  46. New York City Office of Management and Budget, Fiscal Year 2014 Export Costs by Vendor.
  47. New York City Office of Management and Budget, Organics Processing Costs.
  48. Both Ag Choice in New Jersey and the former Wilmington Organic Recycling Center in Delaware charge tipping fees of $45 per ton. Fees at more distant facilities are slightly lower. However, current prices at New Milford Farms in Connecticut, the facility with the greatest excess capacity in the region today, are $60 per ton.  Association of New Jersey Recyclers, Legislative Proposal: Commercial Food Waste Recycling (March 27, 2014), p. 6,; Jon Hurdle, “Heady Times for Compost Pioneers” New York Times (February 25, 2013),; Communication with Jen Iannucci, Director, Housatonic Resource Recovery Authority (September 9, 2015); and Yale University Sustainability, “Compostable Waste” (accessed September 9, 2015),

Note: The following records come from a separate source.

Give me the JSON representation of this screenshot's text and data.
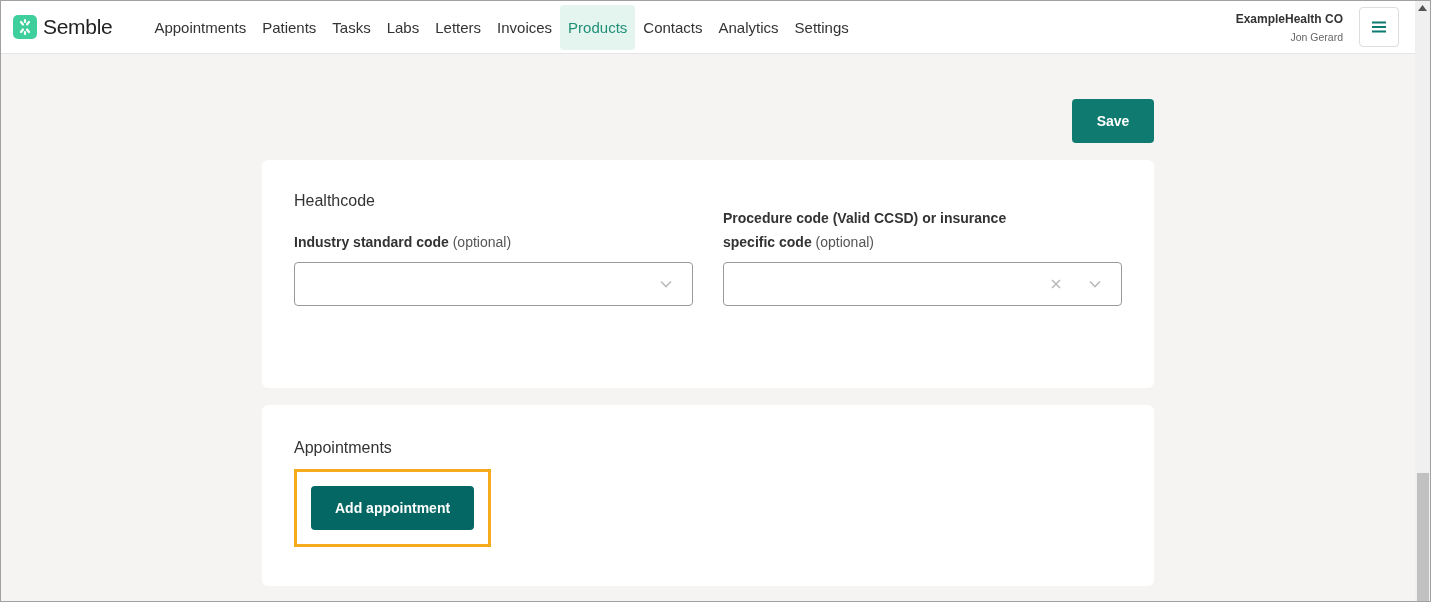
{
  "header": {
    "logo": "Semble",
    "nav": [
      {
        "label": "Appointments",
        "selected": false
      },
      {
        "label": "Patients",
        "selected": false
      },
      {
        "label": "Tasks",
        "selected": false
      },
      {
        "label": "Labs",
        "selected": false
      },
      {
        "label": "Letters",
        "selected": false
      },
      {
        "label": "Invoices",
        "selected": false
      },
      {
        "label": "Products",
        "selected": true
      },
      {
        "label": "Contacts",
        "selected": false
      },
      {
        "label": "Analytics",
        "selected": false
      },
      {
        "label": "Settings",
        "selected": false
      }
    ],
    "organization": "ExampleHealth CO",
    "user": "Jon Gerard"
  },
  "save_button": "Save",
  "healthcode": {
    "title": "Healthcode",
    "fields": [
      {
        "label": "**Industry standard code** (optional)",
        "clearable": false
      },
      {
        "label": "**Procedure code (Valid CCSD) or insurance specific code** (optional)",
        "clearable": true
      }
    ]
  },
  "appointments": {
    "title": "Appointments",
    "add_button": {
      "label": "Add appointment",
      "highlighted": true
    }
  }
}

  49. There are few operating plants for examples of actual charges. The anaerobic San Jose plant charges $75 to $99 per ton; the Oakland co-digestion plant charges $30 to $65 per ton. CBC staff adjusted year-one tipping fees according to contracted inflation adjustments. Agreement Between the City of San Jose and Zero Waste Energy Development Company for Organics Processing Services (October 18, 2011), Exhibit A,; City of San Jose, Proposed 2014-2015 Fees and Charges Report, p. C-7,; Zero Waste Energy Development Company, “ZWEDC – San Jose, California” (accessed October 1, 2015),; and East Bay Municipal Utility District, “Wastewater Rates – Effective July 1, 2015” (accessed January 15, 2016),   
  50. City of New York Request for Proposals, Waste Bins: Organics Collection (DSNY) (October 10, 2014),
  51. New York City Department of Environmental Protection, The Impact of Food Waste Disposers in Combined Sewer Areas of New York City (1997),
  52. U.S. Census Bureau, 2013 American Housing Survey, Heating, Air Conditioning and Appliances (accessed October 5, 2015),
  53. The Visionaire, “Homes – Residence Features” (accessed December 15, 2015),; and Douglas Elliman Real Estate, “Listing for One57, 157 West 57th Street, 44B” (accessed December 15, 2015), See: , Elizabeth Harris, “Besides the Gym and the Great Views, Don’t Forget to Mention the Garbage Disposal” New York Times (February 4, 2013),
  54. Ben Messenger, “Nutter Signs In-sink Food Waste Disposal Law in Philadelphia” Waste Management World (January 13, 2016),
  55. City of San Jose, Task No. 4 Project Memorandum No. 10B: Food Waste Separation (August 2009), p. 3,
  56. CBC staff analysis of New York City Department of Environmental Protection, Monthly Operating Efficiency, 2014 (accessed through New York Open Data),
  57. The permit limit is for solids removal prior to discharge.
  58. Anthony Fiore, Director of Energy Regulatory Affairs, New York City Mayor's Office of Sustainability,  presentation to the American Biogas Study Group: Market Development Summit (May 21, 2015), slide 23,
  59. Water Environment Research Foundation, Sustainable Food Waste Evaluation (2012), p. 3.15,
  60. City of Vancouver Greenest City 2020 Action Plan, Centralized Composting and Food Waste Disposer Use as Competing Organic Waste Management Strategies in Vancouver Multi-Family Homes (July 2012), p. 4,
  61. New York State Department of Labor, “Prevailing Wage: Plumber and Electrician” (as of July 1, 2015), and
  62. Two additional districts, East Flatbush in Brooklyn and Queens Village in Queens, could drop a weekly refuse pickup based on volume, but are served by treatment plants with limited physical capacity (Coney Island and Jamaica).
  63. Chicago recently used this strategy to reduce the cost of expanding its recycling service; the competition led public recycling crews to change work rules and reduce their costs 24 percent. As a result of that savings and the award of contracts to private carters in four of six service areas, Chicago reduced total costs of expanded recycling service 37 percent. See: Citizens Budget Commission, Getting the Fiscal Waste Out of Solid Waste (September 2014), p. 9.